Loughborough University academics contribute to policy paper on reducing youth offending through physical activity

A young person kicking a ball

Loughborough University researchers have contributed to a policy briefing on reducing youth offending and re-offending through physical activity which is part of a funding package from the Ministry of Justice's Youth Justice Sport Fund.

Colleagues from Loughborough University have worked in collaboration with the Sport for Development Coalition to produce a policy briefing on the importance of physical activity to reduce offending and re-offending.

This policy briefing, ‘Getting On Track: Reducing Youth Offending and Re-offending Through Sport and Physical Activity’, addresses key issues around youth offending and forms part of the Sport for Development Coalition's Open Goal framework.

This research, carried out by Dr Carolynne Mason and Dr Caron Walpole of the School of Sport, Health and Exercise Sciences alongside colleagues from the University of Bath and Royal Holloway, University of London, was part of a £5m ‘Youth Justice Sport Fund’ commissioned by the Ministry of Justice which is managed and distributed by Coalition partners StreetGames and the Alliance of Sport in Criminal Justice and is aimed at supporting young people at risk of entering the criminal justice system. All of the 218 funded organisations used the same Theory of Change, developed by Loughborough University in collaboration with StreetGames and the Youth Endowment Fund, to design and deliver their projects. 

The report, which had five key policy recommendations, stated that policymakers must prioritise the importance of physical activity if they want to see a reduction in the levels of youth offending and re-offending. Crucially, the government must be utilising local groups embedded within local communities to maximise the impact of any policies in this area.

The five key policy recommendations were: 

  1. Invest in the professional development and wellbeing of the workforce and prioritise staff retention
  2. Utilise trusted specialist organisations to maximise the return on investment
  3. Strengthen partnership working between the youth justice and sport sectors to address the inconsistency and fragmentation in existing structures
  4. Support and empower organisations to commit to this work in the long term, to be agile and responsive to identified need, and exercise autonomy in their resource allocation
  5. Facilitate the meaningful involvement of beneficiaries and experts by experience

About the contributors

Dr Carolynne Mason from the School of Sport, Exercise and Health Sciences was Loughborough University’s main She is a Senior Lecturer in Sport and Social Justice researcher.

Carolynne has previously undertaken research and teaching roles within the Faculty of Education at Cambridge University, the School of Education at Leicester University, the School of Business and Economics at Loughborough University and the Open University.

Dr Caron Walpole, also from the School of Sport, Health and Exercise Sciences was part of the research team.

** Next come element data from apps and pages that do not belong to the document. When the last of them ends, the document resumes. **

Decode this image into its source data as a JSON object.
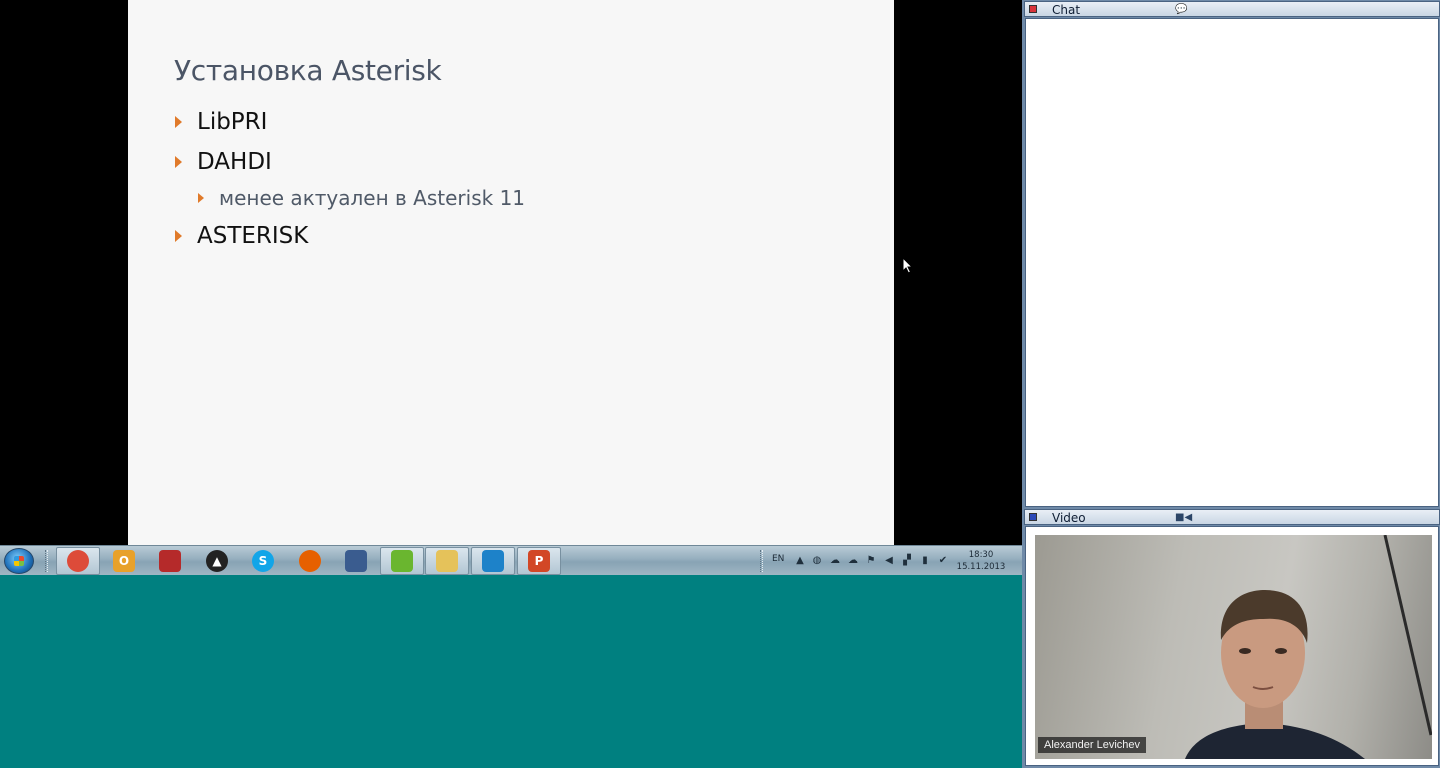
{
  "slide": {
    "title": "Установка Asterisk",
    "bullets": [
      {
        "text": "LibPRI",
        "level": 1
      },
      {
        "text": "DAHDI",
        "level": 1
      },
      {
        "text": "менее актуален в Asterisk 11",
        "level": 2
      },
      {
        "text": "ASTERISK",
        "level": 1
      }
    ],
    "bullet_color": "#e07a2a"
  },
  "taskbar": {
    "apps": [
      {
        "name": "chrome-icon",
        "glyph": "",
        "color": "#dd4b39"
      },
      {
        "name": "outlook-icon",
        "glyph": "O",
        "color": "#e8a12a"
      },
      {
        "name": "books-icon",
        "glyph": "",
        "color": "#b52a2a"
      },
      {
        "name": "archicad-icon",
        "glyph": "▲",
        "color": "#222222"
      },
      {
        "name": "skype-icon",
        "glyph": "S",
        "color": "#12a5e8"
      },
      {
        "name": "firefox-icon",
        "glyph": "",
        "color": "#e66000"
      },
      {
        "name": "network-icon",
        "glyph": "",
        "color": "#3a5c8f"
      },
      {
        "name": "vmware-icon",
        "glyph": "",
        "color": "#6ab62f"
      },
      {
        "name": "explorer-icon",
        "glyph": "",
        "color": "#e5c25a"
      },
      {
        "name": "outlook-mail-icon",
        "glyph": "",
        "color": "#1d82c9"
      },
      {
        "name": "powerpoint-icon",
        "glyph": "P",
        "color": "#d24726"
      }
    ],
    "language": "EN",
    "time": "18:30",
    "date": "15.11.2013"
  },
  "chat": {
    "title": "Chat",
    "dot_color": "#d9343b"
  },
  "video": {
    "title": "Video",
    "dot_color": "#2c49b8",
    "participant_name": "Alexander Levichev"
  },
  "colors": {
    "desktop": "#008080",
    "panel_border": "#4a6382"
  }
}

She is an academic researcher who specialises in the use of sport for the prevention and reduction of serious youth violence.

Loughborough University Policy Unit

Loughborough University’s Policy Unit provides a channel for the University’s research and researchers to realise productive and beneficial impact on public policy, at local, national and international level through promoting an evidence-based approach to practical on-the-ground projects responding to public policy challenges.

If you’d like to get in contact with the Policy Unit, please email policy@lboro.ac.uk, or call +44 (0)20 3805 1343.

Sandy Robertson Policy Communications Officer